> **WHAT TO DO**
Count only the lines of the records that hold "Settings", then give the number without any other words.

> **DATA PROVIDED**
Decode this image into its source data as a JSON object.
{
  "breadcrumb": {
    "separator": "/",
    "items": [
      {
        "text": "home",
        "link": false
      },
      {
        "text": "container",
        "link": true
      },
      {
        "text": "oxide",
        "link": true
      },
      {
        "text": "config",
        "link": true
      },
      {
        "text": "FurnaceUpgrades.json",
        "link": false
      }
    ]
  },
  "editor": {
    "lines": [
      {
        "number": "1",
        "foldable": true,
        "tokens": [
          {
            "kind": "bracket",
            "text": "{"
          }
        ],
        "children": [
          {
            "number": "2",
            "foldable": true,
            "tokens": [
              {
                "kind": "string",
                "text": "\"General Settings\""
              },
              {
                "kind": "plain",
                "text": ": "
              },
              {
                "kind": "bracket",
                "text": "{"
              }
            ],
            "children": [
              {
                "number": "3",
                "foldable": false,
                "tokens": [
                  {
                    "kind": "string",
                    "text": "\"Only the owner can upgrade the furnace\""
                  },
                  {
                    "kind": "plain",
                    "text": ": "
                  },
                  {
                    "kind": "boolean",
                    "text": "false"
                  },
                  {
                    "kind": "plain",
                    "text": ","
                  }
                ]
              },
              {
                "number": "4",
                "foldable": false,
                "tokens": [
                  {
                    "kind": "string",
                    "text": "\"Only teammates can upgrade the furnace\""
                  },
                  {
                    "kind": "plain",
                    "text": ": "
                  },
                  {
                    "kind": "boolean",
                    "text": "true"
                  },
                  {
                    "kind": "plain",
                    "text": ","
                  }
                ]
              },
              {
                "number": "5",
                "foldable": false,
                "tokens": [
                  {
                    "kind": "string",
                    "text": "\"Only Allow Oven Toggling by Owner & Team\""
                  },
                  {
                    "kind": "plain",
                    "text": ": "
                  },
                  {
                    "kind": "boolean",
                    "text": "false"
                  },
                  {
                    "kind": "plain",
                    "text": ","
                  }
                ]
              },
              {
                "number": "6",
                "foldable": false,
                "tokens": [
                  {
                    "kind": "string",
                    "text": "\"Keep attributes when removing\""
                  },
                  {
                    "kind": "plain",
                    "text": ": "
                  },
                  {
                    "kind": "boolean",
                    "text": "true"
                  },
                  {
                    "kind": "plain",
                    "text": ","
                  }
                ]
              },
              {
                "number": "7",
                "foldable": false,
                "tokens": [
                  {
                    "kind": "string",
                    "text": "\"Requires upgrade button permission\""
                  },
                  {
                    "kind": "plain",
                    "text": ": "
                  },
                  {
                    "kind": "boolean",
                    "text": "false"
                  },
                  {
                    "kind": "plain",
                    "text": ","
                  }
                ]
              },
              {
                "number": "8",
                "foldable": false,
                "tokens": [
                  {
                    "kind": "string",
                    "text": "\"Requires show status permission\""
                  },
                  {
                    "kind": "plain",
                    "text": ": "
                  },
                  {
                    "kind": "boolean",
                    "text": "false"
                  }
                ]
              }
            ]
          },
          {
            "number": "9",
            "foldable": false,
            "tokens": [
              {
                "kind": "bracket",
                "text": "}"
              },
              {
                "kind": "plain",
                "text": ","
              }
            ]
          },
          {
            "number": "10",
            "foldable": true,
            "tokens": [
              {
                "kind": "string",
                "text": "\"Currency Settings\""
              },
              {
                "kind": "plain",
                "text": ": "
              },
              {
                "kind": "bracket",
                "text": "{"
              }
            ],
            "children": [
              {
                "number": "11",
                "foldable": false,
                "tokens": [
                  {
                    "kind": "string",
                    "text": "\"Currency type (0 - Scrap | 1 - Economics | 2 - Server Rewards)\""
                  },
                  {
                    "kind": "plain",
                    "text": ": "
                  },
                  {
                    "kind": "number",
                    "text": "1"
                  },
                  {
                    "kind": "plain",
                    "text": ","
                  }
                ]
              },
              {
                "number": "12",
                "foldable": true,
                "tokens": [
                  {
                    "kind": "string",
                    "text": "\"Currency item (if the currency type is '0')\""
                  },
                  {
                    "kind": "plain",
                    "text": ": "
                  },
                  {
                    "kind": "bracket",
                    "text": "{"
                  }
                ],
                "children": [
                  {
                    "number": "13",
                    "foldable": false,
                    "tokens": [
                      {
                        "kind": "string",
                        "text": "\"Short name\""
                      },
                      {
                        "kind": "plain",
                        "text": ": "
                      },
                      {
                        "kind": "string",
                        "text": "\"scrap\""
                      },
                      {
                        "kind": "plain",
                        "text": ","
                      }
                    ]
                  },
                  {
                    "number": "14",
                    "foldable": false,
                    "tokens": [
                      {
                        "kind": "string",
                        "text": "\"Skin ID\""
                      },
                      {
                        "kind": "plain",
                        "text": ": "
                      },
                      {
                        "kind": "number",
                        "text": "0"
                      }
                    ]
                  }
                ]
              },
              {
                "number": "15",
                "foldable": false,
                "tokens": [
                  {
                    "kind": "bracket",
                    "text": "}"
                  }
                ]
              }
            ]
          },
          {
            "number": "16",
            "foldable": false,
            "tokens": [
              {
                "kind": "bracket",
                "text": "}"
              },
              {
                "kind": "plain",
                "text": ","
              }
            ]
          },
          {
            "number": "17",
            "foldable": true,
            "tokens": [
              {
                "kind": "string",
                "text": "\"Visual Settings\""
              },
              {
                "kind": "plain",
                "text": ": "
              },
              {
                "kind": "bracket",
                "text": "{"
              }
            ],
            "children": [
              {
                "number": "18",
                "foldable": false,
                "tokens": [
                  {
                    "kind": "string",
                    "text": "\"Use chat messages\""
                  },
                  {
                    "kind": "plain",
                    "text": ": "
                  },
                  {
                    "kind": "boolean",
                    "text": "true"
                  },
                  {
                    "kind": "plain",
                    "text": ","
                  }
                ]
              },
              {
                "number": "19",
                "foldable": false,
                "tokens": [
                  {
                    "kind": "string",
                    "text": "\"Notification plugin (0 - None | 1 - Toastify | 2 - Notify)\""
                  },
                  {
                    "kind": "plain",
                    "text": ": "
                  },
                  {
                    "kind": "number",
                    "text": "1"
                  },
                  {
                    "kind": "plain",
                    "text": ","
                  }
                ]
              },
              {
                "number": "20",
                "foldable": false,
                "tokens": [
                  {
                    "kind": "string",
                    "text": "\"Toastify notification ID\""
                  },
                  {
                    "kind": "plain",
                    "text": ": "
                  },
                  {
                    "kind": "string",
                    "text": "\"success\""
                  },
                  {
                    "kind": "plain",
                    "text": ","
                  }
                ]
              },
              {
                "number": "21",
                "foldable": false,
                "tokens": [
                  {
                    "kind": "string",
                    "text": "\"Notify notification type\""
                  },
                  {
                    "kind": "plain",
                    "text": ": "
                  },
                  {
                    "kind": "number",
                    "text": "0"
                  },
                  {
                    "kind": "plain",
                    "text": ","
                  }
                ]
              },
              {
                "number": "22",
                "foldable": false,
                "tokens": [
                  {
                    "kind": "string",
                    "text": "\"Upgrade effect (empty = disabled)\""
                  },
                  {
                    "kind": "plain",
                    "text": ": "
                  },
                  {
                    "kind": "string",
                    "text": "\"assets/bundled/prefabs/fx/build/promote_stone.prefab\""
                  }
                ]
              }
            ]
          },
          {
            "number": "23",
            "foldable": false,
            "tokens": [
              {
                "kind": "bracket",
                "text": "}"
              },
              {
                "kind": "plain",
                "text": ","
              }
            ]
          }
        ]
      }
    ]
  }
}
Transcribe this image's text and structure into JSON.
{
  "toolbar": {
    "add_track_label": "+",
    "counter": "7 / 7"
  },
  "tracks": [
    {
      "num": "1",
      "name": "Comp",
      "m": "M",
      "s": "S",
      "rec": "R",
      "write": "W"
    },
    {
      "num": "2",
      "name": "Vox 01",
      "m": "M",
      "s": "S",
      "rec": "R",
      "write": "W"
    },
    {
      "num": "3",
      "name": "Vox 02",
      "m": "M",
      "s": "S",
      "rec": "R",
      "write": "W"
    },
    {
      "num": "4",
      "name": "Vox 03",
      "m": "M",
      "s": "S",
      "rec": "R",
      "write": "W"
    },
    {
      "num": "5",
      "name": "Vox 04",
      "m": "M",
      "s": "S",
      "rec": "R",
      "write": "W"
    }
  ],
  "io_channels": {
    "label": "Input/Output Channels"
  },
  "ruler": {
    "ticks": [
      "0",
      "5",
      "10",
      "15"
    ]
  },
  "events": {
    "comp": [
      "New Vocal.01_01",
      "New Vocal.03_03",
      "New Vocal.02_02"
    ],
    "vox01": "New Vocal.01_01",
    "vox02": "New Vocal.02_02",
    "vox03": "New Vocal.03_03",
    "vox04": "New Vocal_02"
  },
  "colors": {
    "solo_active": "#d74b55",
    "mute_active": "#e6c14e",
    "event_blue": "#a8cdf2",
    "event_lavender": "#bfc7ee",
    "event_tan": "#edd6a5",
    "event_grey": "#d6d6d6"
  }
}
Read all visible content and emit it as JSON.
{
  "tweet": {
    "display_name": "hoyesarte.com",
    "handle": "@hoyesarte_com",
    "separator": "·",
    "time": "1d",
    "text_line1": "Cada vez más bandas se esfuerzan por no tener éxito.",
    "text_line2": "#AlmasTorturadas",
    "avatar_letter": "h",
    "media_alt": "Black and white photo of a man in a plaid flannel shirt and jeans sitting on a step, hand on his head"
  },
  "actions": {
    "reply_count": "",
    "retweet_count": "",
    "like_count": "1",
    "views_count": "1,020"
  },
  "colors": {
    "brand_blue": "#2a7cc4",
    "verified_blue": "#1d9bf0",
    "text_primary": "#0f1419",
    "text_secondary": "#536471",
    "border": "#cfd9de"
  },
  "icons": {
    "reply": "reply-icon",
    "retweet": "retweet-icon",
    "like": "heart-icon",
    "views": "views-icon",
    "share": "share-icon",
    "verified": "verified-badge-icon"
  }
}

> **REPLY TO THE TASK**
3